Int J Med Sci 2018; 15(6):628-637. doi:10.7150/ijms.22723 This issue
1. Research Center for Physical Fitness, Sports and Health, Toyohashi University of Technology, 1-1 Hibarigaoka, Tenpaku-cho, Toyohashi 441-8580, Japan
2. Institute for Liberal Arts, Environment and Society, Tokyo Institute of Technology, 2-12-1 Ookayama, Meguro-ku, Tokyo 152-8550, Japan
3. FANCL Research Institute, 12-13 Kamishinano, Totsuka-ku, Yokohama, 244-0806, Japan

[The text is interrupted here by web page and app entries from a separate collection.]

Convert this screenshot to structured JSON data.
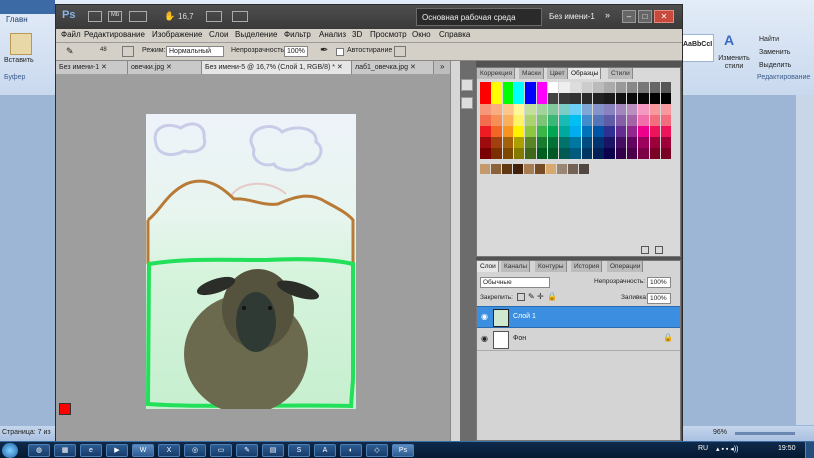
{
  "word": {
    "tab_home": "Главн",
    "paste_label": "Вставить",
    "clipboard_label": "Буфер",
    "styles_preview": "AaBbCcI",
    "change_styles": "Изменить стили",
    "find": "Найти",
    "replace": "Заменить",
    "select": "Выделить",
    "editing_group": "Редактирование",
    "status_left": "Страница: 7 из",
    "zoom": "96%"
  },
  "photoshop": {
    "logo": "Ps",
    "zoom_value": "16,7",
    "workspace_button": "Основная рабочая среда",
    "doc_title": "Без имени-1",
    "menu": [
      "Файл",
      "Редактирование",
      "Изображение",
      "Слои",
      "Выделение",
      "Фильтр",
      "Анализ",
      "3D",
      "Просмотр",
      "Окно",
      "Справка"
    ],
    "options": {
      "mode_label": "Режим:",
      "mode_value": "Нормальный",
      "opacity_label": "Непрозрачность:",
      "opacity_value": "100%",
      "autoerase_label": "Автостирание",
      "brush_size": "48"
    },
    "doc_tabs": [
      "Без имени-1",
      "овечки.jpg",
      "Без имени-5 @ 16,7% (Слой 1, RGB/8) *",
      "лаб1_овечка.jpg"
    ],
    "active_doc_tab": 2,
    "swatch_tabs": [
      "Коррекция",
      "Маски",
      "Цвет",
      "Образцы",
      "Стили"
    ],
    "active_swatch_tab": "Образцы",
    "layers_tabs": [
      "Слои",
      "Каналы",
      "Контуры",
      "История",
      "Операции"
    ],
    "blend_mode": "Обычные",
    "layer_opacity_label": "Непрозрачность:",
    "layer_opacity_value": "100%",
    "lock_label": "Закрепить:",
    "fill_label": "Заливка:",
    "fill_value": "100%",
    "layers": [
      {
        "name": "Слой 1",
        "selected": true
      },
      {
        "name": "Фон",
        "selected": false
      }
    ]
  },
  "taskbar": {
    "lang": "RU",
    "time": "19:50"
  },
  "colors": {
    "accent_blue": "#3c8fe0",
    "foreground": "#ff0000",
    "background": "#00cc33"
  }
}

Decrease in activity stress induces skeletal muscle atrophy. A previous study showed that treatment with resveratrol inhibits muscular atrophy in mdx mice, a model of DMD. However, almost all studies using resveratrol supplementation have only looked at adaptive changes in the muscle weight. The present study was designed to elucidate whether the resveratrol-inducing attenuation of skeletal muscle actually reflects the adaptation of muscle fibers themselves, based on the modulation of atrogin-1- or p62-dependent signaling. Mice were fed either a normal diet or 0.5% resveratrol diet. One week later, the right sciatic nerve was cut. The wet weight, mean fiber area, and amount of atrogin-1 and p62 proteins were examined in the gastrocnemius muscle at 14 days after denervation. The 0.5% resveratrol diet significantly prevented denervation-induced decreases in both the muscle weight and fiber atrophy. In addition, dietary resveratrol suppressed the denervation-induced atrogin-1 and p62 immunoreactivity. In contrast, 0.5% resveratrol supplementation did not significantly modulate the total protein amount of atrogin-1 or p62 in the denervated muscle of mice. Resveratrol supplementation significantly prevents muscle atrophy after denervation in mice, possibly due to the decrease in atrogin-1 and p62-dependent signaling.
Keywords: resveratrol, muscle atrophy, supplementation, atrogin-1, p62, denervation